I'd also like to say that, your blog and personal belief(s) aside, I don't really understand why there's this giant carb-phobia. People hundreds of years before us; hell, people on different continents have carbs as a STAPLE of their diets, yet they have nowhere NEAR the level of obesity that the U.S. does. Perhaps I'm misguided (and, as you said, a lot is to be said for personal metabolism, etc), but look at the level of sedentary individuals we have and the saturation--no pun intended--of fast-food, fast-food advertising, and levels of preservatives in our foods.

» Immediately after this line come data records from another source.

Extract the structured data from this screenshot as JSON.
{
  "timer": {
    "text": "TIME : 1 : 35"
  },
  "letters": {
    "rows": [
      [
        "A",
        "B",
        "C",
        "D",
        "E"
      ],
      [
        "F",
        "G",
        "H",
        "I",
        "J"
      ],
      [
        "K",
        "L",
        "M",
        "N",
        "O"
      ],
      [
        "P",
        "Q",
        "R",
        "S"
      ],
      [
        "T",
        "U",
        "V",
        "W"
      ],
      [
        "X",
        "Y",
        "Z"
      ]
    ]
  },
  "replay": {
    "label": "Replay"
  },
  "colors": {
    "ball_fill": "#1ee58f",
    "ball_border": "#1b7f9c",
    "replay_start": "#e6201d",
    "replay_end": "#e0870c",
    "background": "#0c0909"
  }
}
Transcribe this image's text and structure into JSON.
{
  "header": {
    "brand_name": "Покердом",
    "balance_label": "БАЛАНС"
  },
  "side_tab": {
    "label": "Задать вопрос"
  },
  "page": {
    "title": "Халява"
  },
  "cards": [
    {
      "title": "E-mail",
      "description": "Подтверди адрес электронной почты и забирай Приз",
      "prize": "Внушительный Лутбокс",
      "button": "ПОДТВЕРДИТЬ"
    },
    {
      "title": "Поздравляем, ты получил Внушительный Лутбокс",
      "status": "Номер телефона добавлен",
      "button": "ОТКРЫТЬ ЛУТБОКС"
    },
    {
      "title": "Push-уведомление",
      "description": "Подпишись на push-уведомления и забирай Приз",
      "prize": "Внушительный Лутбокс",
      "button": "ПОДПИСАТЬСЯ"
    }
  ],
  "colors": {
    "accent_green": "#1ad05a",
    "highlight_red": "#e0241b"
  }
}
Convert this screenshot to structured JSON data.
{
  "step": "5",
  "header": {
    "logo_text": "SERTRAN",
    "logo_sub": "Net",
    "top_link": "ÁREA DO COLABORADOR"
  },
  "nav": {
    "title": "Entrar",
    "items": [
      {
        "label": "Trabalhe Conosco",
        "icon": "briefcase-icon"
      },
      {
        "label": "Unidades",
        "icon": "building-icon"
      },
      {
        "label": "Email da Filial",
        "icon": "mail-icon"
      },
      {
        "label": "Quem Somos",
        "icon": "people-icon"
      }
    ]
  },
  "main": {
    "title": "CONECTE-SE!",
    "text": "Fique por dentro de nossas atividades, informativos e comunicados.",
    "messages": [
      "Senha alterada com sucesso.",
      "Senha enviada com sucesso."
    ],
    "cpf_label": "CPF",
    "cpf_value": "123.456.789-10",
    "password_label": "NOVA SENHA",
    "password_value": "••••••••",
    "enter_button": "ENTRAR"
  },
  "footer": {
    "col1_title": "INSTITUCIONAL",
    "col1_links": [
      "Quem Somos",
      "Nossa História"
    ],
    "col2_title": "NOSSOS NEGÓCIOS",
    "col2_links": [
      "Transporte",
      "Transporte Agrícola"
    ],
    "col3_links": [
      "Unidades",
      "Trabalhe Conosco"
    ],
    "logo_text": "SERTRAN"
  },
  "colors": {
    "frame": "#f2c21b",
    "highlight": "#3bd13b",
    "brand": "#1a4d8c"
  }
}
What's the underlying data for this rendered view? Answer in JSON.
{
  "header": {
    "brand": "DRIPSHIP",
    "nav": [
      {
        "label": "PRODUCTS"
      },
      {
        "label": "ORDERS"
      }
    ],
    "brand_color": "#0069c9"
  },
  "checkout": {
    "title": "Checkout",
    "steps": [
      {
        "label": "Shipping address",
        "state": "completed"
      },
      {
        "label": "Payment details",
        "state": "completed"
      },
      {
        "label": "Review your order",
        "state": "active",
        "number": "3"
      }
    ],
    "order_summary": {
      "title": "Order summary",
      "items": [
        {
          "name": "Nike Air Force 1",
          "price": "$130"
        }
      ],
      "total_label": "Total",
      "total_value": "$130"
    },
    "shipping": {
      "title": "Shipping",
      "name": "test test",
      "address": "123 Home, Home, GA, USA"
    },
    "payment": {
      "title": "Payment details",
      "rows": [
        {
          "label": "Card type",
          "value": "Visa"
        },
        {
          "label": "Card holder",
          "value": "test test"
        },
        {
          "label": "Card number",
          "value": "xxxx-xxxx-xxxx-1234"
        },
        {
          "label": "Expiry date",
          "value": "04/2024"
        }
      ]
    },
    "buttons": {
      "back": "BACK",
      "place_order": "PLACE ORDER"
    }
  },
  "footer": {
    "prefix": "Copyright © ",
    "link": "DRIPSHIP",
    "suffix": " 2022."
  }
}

I'm willing to wager that this plays a large role in our burgeoning waistlines.

Also, if you're in the mood for a well-informed and stated op-ed piece on the Agriculture industry, please read Nick Kristof's letter to President Elect Obama:
http://tr.im/25xv

Tracey said...

I agree that all the things you mention contribute to weight as well, and I don't think low-carb is necessarily ideal or needed for everyone, but in my personal experience, it's really helped me out. Aside from the forty pounds I lost, there's a lot of evidence that the insulin spikes caused by sugar and starch contributes to tons of health problems, and keeping my blood sugar level through avoiding carbs and sugar makes me feel better, have more energy, keeps me from craving bad-for-me foods and then stuffing myself on them. It's also helped my dad eliminate his need for insulin shots and blood pressure medicine, and his doctors tell him he's healthier now than ever.

I know that carbs have been a huge component for lots of diets in the world, and I don't have all the answers to explain that -- whether or not it comes down to our culture's activity levels or amount of consumption or whatever -- but for me, eating low carb has been the simplest way for me to incorporate lots more fresh and healthy foods into my diet while avoiding refined stuff.

I guess I don't think there is much of a "carb-phobia" out there. Not anymore, at least. If there was, I think it would be easier to find legitimately low carb stuff to eat at restaurants, instead of a bunch of "diet" options that are just low fat or low calorie.